(Collection entries)
————

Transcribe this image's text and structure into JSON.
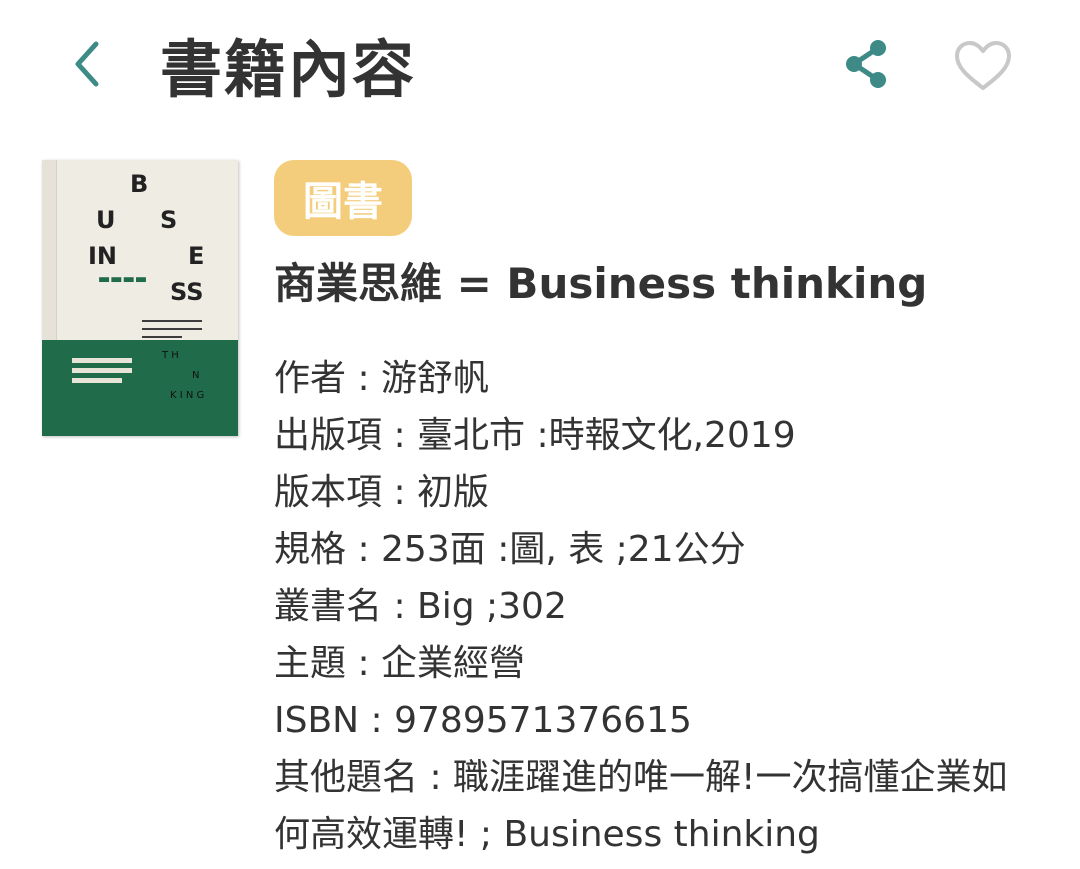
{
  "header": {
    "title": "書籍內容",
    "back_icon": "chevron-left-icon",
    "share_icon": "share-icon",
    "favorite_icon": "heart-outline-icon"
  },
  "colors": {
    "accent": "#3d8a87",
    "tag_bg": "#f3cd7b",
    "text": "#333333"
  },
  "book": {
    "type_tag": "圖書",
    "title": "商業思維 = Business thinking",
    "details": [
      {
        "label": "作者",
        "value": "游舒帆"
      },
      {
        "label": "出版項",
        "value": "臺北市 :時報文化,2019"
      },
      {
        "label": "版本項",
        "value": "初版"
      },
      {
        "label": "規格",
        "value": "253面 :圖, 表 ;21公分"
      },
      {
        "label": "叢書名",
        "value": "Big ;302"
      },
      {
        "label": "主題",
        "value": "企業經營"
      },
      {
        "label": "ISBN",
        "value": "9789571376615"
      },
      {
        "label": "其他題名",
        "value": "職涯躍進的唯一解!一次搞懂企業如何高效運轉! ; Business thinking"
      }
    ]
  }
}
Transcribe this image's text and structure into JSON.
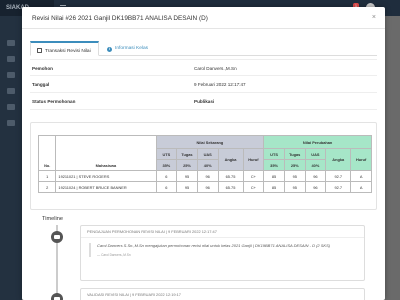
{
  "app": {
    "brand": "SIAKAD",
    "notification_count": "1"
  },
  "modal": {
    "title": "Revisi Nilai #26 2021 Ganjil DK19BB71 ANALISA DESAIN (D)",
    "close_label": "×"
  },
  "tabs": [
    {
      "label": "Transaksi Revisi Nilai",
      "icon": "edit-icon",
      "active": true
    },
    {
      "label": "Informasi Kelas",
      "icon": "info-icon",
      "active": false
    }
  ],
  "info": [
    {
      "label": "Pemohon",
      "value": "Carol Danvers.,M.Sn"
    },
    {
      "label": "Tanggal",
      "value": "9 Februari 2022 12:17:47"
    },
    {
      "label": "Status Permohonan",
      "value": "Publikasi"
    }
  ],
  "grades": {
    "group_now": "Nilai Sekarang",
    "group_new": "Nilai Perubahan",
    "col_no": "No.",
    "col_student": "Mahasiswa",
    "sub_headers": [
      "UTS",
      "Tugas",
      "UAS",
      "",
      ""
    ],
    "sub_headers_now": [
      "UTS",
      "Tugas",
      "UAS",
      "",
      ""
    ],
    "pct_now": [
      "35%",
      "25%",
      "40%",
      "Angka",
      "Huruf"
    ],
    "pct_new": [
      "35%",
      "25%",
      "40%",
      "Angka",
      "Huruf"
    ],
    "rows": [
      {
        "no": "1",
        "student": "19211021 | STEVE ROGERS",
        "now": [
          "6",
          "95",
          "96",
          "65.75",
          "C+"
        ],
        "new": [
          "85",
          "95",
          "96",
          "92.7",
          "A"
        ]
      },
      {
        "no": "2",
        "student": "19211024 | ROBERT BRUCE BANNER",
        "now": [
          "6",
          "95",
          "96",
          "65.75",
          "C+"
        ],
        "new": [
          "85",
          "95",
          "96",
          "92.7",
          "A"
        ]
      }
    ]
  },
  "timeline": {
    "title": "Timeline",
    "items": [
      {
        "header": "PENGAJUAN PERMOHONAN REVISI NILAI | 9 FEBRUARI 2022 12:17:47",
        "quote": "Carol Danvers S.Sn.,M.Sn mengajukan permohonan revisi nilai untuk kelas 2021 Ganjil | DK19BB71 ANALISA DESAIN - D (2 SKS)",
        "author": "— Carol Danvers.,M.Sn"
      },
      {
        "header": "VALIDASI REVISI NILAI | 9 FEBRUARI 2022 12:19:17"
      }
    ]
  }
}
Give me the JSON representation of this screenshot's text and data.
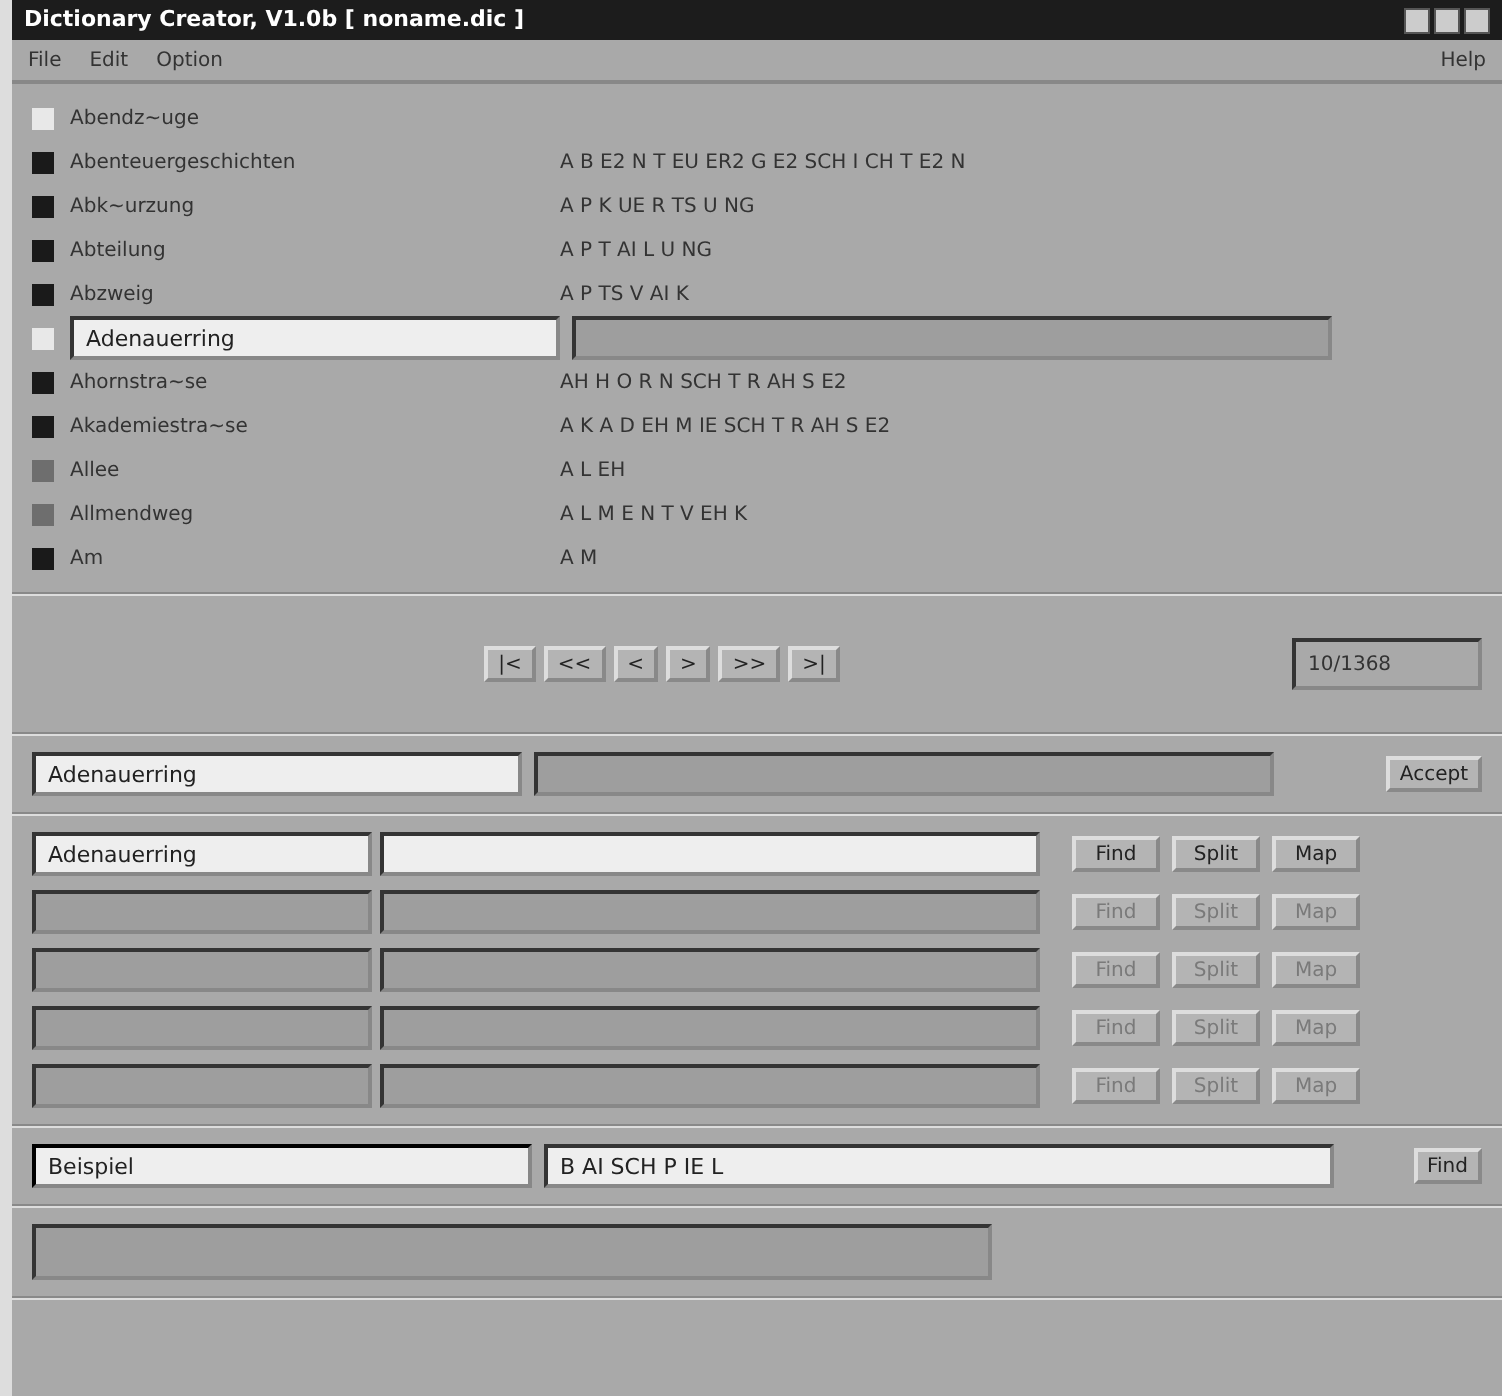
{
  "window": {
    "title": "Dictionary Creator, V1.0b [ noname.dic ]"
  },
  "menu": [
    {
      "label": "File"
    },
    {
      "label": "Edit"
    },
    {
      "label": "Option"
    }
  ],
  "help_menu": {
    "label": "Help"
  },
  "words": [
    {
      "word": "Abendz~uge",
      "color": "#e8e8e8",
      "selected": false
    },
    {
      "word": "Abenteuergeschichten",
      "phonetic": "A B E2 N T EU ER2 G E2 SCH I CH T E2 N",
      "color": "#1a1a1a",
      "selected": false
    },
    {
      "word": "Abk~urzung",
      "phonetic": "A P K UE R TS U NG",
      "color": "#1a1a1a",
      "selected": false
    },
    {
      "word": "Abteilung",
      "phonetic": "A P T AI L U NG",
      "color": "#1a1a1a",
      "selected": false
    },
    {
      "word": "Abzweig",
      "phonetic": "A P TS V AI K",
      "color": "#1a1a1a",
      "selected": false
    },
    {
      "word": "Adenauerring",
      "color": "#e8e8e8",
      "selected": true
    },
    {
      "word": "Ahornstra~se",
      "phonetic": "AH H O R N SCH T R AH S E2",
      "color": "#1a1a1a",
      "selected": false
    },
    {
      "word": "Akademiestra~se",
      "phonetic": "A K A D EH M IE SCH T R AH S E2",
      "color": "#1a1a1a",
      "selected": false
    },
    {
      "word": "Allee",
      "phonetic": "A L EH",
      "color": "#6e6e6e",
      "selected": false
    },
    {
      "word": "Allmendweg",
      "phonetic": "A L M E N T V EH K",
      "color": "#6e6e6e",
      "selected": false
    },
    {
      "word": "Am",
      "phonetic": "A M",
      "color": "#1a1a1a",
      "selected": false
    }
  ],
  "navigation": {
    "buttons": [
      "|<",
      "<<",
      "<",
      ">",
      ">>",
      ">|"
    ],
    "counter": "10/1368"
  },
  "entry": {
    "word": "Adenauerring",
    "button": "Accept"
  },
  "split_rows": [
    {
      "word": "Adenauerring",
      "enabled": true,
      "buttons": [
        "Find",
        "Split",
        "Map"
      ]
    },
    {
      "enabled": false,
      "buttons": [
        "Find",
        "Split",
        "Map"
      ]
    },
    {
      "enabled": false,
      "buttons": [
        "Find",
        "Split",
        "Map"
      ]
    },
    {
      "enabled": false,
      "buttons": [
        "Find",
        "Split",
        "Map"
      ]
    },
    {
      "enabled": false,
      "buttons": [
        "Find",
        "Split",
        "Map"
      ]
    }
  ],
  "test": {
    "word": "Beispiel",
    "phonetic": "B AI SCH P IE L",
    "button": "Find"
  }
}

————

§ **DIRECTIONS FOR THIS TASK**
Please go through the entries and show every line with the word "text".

§ **OUTPUT BELOW**
Transcribe this image's text and structure into JSON.
    "text": "#333333"
Transcribe this image's text and structure into JSON.
Give me the JSON representation of this screenshot's text and data.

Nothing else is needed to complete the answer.